Chris Browne is Editor-in-Chief of Menzies House.

What can Liberals do with a Student Union?

John-Shipp With Liberals in charge, student unions can actually achieve what they are meant to, writes John Shipp.

Two of the largest student unions in Australia are currently under the control of Liberals either outright or in coalition with Student Unity (right-wing Labor).

In September last year, the moderate coalition at Melbourne University won on a platform of taking political division out of the union and taking money away from activist departments, redistributing it to the services and activities enjoyed by all students.

Every year Liberal Students around Australia run in student elections. Even without likely victory, student elections train members in political communication, campaign management and other skills, skills they then bring to the Liberal Party.

At Melbourne, we have already slashed departmental budgets we promised to slash and boosted those neglected by the previous Left administration. The Activities department will be able to hold more events and the Clubs department will be able to fund greater club activity thanks to our bold measures.

In the long fight for voluntary student unionism, the Australian Liberal Students’ Federation’s opponents often cited “campus culture” as the basis to compulsorily acquire large sums of money from students against their will. Oh, the irony!

The truth is that, to a lefty, marching up and down Swanston Street waving red flags in honour of some hopeless cause is a far more effective use of student money than encouraging a thriving cultural atmosphere on campus.

But the difference between centre-right and radical-left was never clearer than during the National Tertiary Education Union’s recent industrial action at certain universities. On November 19 2009 the NTEU, displaying blatant disregard for the welfare of students, announced that it would be directing its members to withhold student results from university administrators. This left students with no access to their results for over a month, many agonizing over whether they had passed and many international students returning home to their parents empty handed.

UMSU’s left-wing student union administration publicly endorsed the industrial action in the spirit of “solidarity” despite its affect on the welfare of students and the clear disapproval of the student body – a survey showed 74% of Melbourne University students opposed the ban, with only 9% in favour.

The other left-wing agenda that has characterized student unions has been their support for the borderline anti-Semitic organisation Socialist Alternative and its campaign of hatred against the State of Israel.

With student money, Socialist Alternative ran Palestine Solidarity Week in early 2009 in response to Operation Cast Lead. The Melbourne University Jewish Students’ Society was excluded from the week.

This year we will replace Palestine Solidarity Week with Multiculturalism Week, where all the ethnic clubs on campus can come together to celebrate diversity.

In keeping with principles of economic rationalism, we are tightening the UMSU budget, reforming the sponsorship process to encourage departments to seek external funding and encouraging students to join the union by giving them something in return, not just spending student money on narrow political activism.

Post-VSU, academic pluralism will be the issue that defines Liberal Student activism into the future, so we are putting in place mechanisms that promote academic pluralism and deal with complaints of academic bias.

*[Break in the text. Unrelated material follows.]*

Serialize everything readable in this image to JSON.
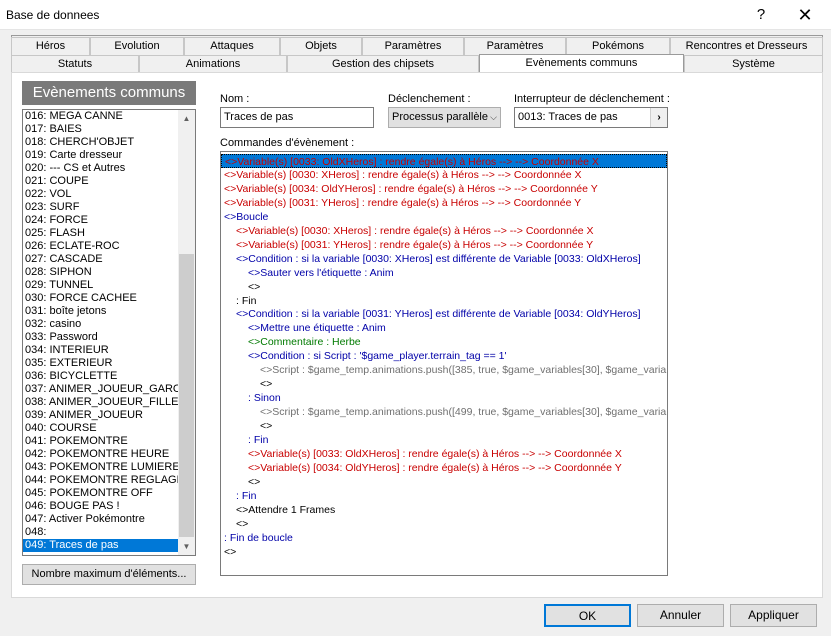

In sum, Liberal Students believe in using student unions to directly contribute to the welfare of students, represent the interests of students to the University and encourage a thriving campus culture, whereas the Left believes in using student-funds to advance their ideological agenda in “solidarity” with other unions.

The Right is the truly representative group on campus, the challenge lies in convincing other students of that truth.

John Shipp is the President of the Melbourne University Liberal Club and Education (Academic) Officer of the University of Melbourne Student Union.